October 15, 2013
Now that executing organizational change is an accepted professional discipline, there is an abundance of both internal and external practitioners; and more join the ranks all the time.
In observing this steady expansion over the years, I’ve noticed an interesting pattern. It appears that the majority of people in our field for five years or more fall into one of three categories. In this brief post, I will call attention to why one category is most likely to engage in a meaningful pursuit of character and presence and why I feel it is important.
August 6, 2013
A few months ago, I shifted the main focus of my writing on this blog from “what we do” to how we come forward as human beings when practicing our craft—who we are.
I marked this change in emphasis with the release of two core series—Character and Presence and Cultivating Your Character—that I consider the center of gravity for the who we are perspective. I then asked several practitioners whom I respect to write guest posts about how they relate to these two series.
I have compiled the two series, the reflections of two master change practitioners, and my answers to questions on character and presence into a document that I am now making available as a free download.
March 12, 2013
We’re continuing to unfold the story of Sara, a fictitious change practitioner who is on a journey to find out who she is and learn to redefine how she shows up with clients. After recouping from the draining victory over the “dragon,” Sara reengaged with the practitioners she had left behind at the beginning of her odyssey. She was excited about sharing her wonderful news and couldn’t wait to see them develop the strength and freedom she now enjoyed as a practitioner. But it didn’t go as she expected…
October 2, 2012
In the two previous posts of this series on victimization, I wrote about the negative impact it can have on people and organizations. Here, I describe what happens when victimization surfaces during a change initiative, and the ways it effects our profession.
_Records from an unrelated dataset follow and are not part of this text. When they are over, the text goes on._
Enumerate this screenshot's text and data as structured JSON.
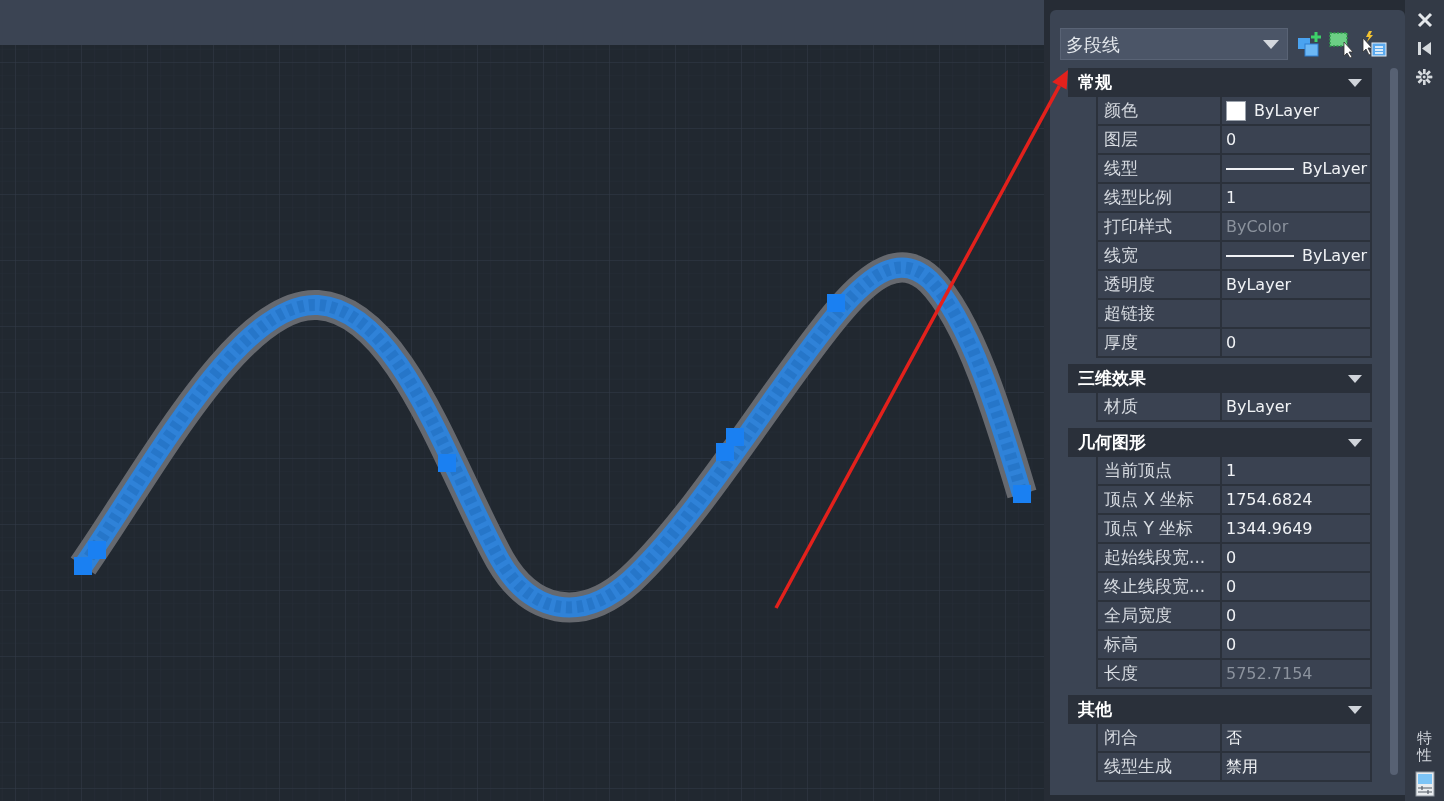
{
  "properties_panel": {
    "object_type": {
      "value": "多段线"
    },
    "sections": [
      {
        "title": "常规",
        "expanded": true,
        "rows": [
          {
            "label": "颜色",
            "value": "ByLayer",
            "kind": "color",
            "color": "#ffffff",
            "disabled": false
          },
          {
            "label": "图层",
            "value": "0",
            "kind": "text",
            "disabled": false
          },
          {
            "label": "线型",
            "value": "ByLayer",
            "kind": "line",
            "disabled": false
          },
          {
            "label": "线型比例",
            "value": "1",
            "kind": "text",
            "disabled": false
          },
          {
            "label": "打印样式",
            "value": "ByColor",
            "kind": "text",
            "disabled": true
          },
          {
            "label": "线宽",
            "value": "ByLayer",
            "kind": "line",
            "disabled": false
          },
          {
            "label": "透明度",
            "value": "ByLayer",
            "kind": "text",
            "disabled": false
          },
          {
            "label": "超链接",
            "kind": "text",
            "disabled": false
          },
          {
            "label": "厚度",
            "value": "0",
            "kind": "text",
            "disabled": false
          }
        ]
      },
      {
        "title": "三维效果",
        "expanded": true,
        "rows": [
          {
            "label": "材质",
            "value": "ByLayer",
            "kind": "text",
            "disabled": false
          }
        ]
      },
      {
        "title": "几何图形",
        "expanded": true,
        "rows": [
          {
            "label": "当前顶点",
            "value": "1",
            "kind": "text",
            "disabled": false
          },
          {
            "label": "顶点 X 坐标",
            "value": "1754.6824",
            "kind": "text",
            "disabled": false
          },
          {
            "label": "顶点 Y 坐标",
            "value": "1344.9649",
            "kind": "text",
            "disabled": false
          },
          {
            "label": "起始线段宽...",
            "value": "0",
            "kind": "text",
            "disabled": false
          },
          {
            "label": "终止线段宽...",
            "value": "0",
            "kind": "text",
            "disabled": false
          },
          {
            "label": "全局宽度",
            "value": "0",
            "kind": "text",
            "disabled": false
          },
          {
            "label": "标高",
            "value": "0",
            "kind": "text",
            "disabled": false
          },
          {
            "label": "长度",
            "value": "5752.7154",
            "kind": "text",
            "disabled": true
          }
        ]
      },
      {
        "title": "其他",
        "expanded": true,
        "rows": [
          {
            "label": "闭合",
            "value": "否",
            "kind": "text",
            "disabled": false
          },
          {
            "label": "线型生成",
            "value": "禁用",
            "kind": "text",
            "disabled": false
          }
        ]
      }
    ]
  },
  "side_bar": {
    "title": "特性"
  }
}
May 24, 2012
In this series, I will talk about how to respond to a client who wants you to give him or her a straightforward, broad perspective of what an organization will have to do to fully realize the goals of a large change initiative. I will share my responses to two hypothetical questions: “What is a realistic set of expectations I should have about embarking on this change?” and “Can you give me some general DOs and DON’Ts that will likely apply to what we’re facing?”
May 15, 2012
Recently, I was asked three separate questions by change practitioners (in three different settings) that I feel are linked. Those three questions, addressed in this post, are all tied to the same thing—practitioner confidence—which is a subject I suspect many of us can relate to.